Friday, October 12, 2012

"Game Changing" Images From The Mars Rover Curiosity

I thought for sure that the national airwaves would be buzzing endlessly about the discovery of river-worn pebbles by the Mars rover Curiosity on September 27. The announcement was made to the usual temporary fanfare and faded away predictably in unceremonious fashion. I guess that is the price we pay to live in this info-charged, "what-have-you-done-for-me-lately" world. If our attention spans get any shorter there will be nothing in the solar system that amazes us.

Well not for this old rock-hound, who remains duly impressed a full two weeks after the announcement was publicized. This truly is the smoking gun for the former presence of running water on Mars. Previous studies have shown that minute amounts of water still reside near the Martian poles and perhaps beneath the Martian surface elsewhere. But this is verifiable and visible evidence that rivers once ran on Mars! (A River Ran On It).

In this posting, I include images released by NASA with their own captions beautifully describing each one (I modified the captions slightly to reduce redundancy). The full story as posted on the NASA web site can be read and accessed here. Wow! This is really impressive. Stay tuned to NASA and this blog for more fantastic discoveries from Mars.

Where Water Flowed Downslope

This image shows the topography, with shading added, around the area where the rover Curiosity landed on Aug. 5 PDT (Aug. 6 EDT). Higher elevations are colored in red, with cooler colors indicating transitions downslope to lower elevations. The black oval indicates the targeted landing area for the rover known as the "landing ellipse," and the cross shows where the rover actually landed.

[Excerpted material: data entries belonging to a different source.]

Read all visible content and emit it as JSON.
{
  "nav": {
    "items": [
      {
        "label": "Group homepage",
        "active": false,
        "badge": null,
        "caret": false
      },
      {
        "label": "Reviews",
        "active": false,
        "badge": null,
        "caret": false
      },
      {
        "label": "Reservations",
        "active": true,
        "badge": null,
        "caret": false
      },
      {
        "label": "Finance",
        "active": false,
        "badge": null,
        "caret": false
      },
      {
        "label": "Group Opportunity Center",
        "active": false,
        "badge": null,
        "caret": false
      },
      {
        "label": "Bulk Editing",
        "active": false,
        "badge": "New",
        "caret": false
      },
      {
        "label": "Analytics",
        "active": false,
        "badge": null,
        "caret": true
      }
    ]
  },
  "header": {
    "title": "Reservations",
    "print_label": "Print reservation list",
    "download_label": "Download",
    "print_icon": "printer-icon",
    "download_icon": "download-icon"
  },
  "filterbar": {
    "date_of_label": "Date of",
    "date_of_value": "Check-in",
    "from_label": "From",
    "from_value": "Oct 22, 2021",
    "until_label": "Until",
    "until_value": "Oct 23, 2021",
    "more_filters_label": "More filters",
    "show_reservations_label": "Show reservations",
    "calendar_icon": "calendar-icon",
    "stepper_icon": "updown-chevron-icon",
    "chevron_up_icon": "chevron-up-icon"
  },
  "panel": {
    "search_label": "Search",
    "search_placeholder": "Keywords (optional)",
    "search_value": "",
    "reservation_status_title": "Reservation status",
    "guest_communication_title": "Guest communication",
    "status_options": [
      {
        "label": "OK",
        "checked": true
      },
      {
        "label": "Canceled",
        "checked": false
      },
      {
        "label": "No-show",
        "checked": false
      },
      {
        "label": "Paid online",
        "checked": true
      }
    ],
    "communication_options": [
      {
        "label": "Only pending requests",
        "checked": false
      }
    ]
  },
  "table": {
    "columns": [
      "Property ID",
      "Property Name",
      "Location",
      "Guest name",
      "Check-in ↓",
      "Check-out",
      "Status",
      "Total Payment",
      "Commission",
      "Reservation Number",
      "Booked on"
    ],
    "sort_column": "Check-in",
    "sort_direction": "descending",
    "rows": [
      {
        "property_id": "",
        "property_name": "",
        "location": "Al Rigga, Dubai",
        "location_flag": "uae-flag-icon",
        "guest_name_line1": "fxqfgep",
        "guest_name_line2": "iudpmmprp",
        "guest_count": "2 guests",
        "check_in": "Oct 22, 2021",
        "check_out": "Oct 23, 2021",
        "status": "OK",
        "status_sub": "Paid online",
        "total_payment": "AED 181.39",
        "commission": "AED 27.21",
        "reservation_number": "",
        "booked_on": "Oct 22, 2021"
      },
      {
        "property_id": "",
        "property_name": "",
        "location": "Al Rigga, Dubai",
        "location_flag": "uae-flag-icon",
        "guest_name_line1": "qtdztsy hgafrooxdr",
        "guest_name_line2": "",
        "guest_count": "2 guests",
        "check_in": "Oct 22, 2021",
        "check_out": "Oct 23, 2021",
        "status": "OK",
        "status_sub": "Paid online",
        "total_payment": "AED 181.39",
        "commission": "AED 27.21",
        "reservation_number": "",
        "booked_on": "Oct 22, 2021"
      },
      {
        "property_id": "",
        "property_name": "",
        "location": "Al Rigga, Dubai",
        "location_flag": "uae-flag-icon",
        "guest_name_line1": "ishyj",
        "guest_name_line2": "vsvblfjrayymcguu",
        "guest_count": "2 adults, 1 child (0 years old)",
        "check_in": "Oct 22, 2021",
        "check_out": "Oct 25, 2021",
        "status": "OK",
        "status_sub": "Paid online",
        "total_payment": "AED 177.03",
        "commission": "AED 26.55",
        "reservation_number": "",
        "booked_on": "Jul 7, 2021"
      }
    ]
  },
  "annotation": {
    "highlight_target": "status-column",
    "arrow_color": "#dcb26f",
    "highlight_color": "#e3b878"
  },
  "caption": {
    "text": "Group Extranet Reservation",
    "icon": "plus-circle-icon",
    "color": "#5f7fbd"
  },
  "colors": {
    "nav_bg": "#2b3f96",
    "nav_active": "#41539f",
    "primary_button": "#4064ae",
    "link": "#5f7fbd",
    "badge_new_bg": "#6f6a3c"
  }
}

An alluvial fan, or fan-shaped deposit where debris spreads out downslope, has been highlighted in lighter colors for better viewing. On Earth, alluvial fans often are formed by water flowing downslope. New observations from Curiosity of rounded pebbles embedded with rocky outcrops provide concrete evidence that water did flow in this region on Mars, creating the alluvial fan. Water carrying the pebbly material is thought to have streamed downslope extending the alluvial fan, at least occasionally, to where the rover now sits studying its ancient history.

Remnants of Ancient Streambed on Mars

NASA's Curiosity rover found evidence for an ancient, flowing stream on Mars at a few sites, including the rock outcrop pictured here, which the science team has named "Hottah" after Hottah Lake in Canada’s Northwest Territories. It may look like a broken sidewalk, but this geological feature on Mars is actually exposed bedrock made up of smaller fragments cemented together, or what geologists call a sedimentary conglomerate. Scientists theorize that the bedrock was disrupted in the past, giving it the titled angle, most likely via impacts from meteorites.

The key evidence for the ancient stream comes from the size and rounded shape of the gravel in and around the bedrock. Hottah has pieces of gravel embedded in it, called clasts, up to a couple inches (few centimeters) in size and located within a matrix of sand-sized material. Some of the clasts are round in shape, leading the science team to conclude they were transported by a vigorous flow of water. The grains are too large to have been moved by wind. This image mosaic was taken by Curiosity's 100-millimeter Mastcam telephoto lens on its 39th Martian day, or sol, of the mission (Sept. 14, 2012 PDT/Sept. 15 GMT).




Close-up view of Hottah

A close-up view of Hottah reveals more details in the outcrop. Broken surfaces of the outcrop have rounded, gravel clasts, such as the one circled in white, which is about 1.2 inches (3 centimeters) across. Erosion of the outcrop results in gravel clasts that protrude from the outcrop and ultimately fall onto the ground, creating the gravel pile at left.



2 comments:

Gaelyn said...

Seems like water could indicate some form of life.

Joe Dirt said...

It would be interesting to know how sediment transport by water on Mars compares to transport by the same amount/velocity on Earth. I'm guessing the water on Mars can do more work with less water due to the lesser gravity and atmospheric density but maybe the effects of lesser gravity would be negated because both the water and sediment are affected equally. I recall a figure from a paper dealing with saltation and eolian transport on Mars (Iverson et al., 1976) showing much higher wind speeds were required on Mars to move sediment of a given size than on Earth due to the lower atmospheric density. I'm curious how fluvial transport would differ.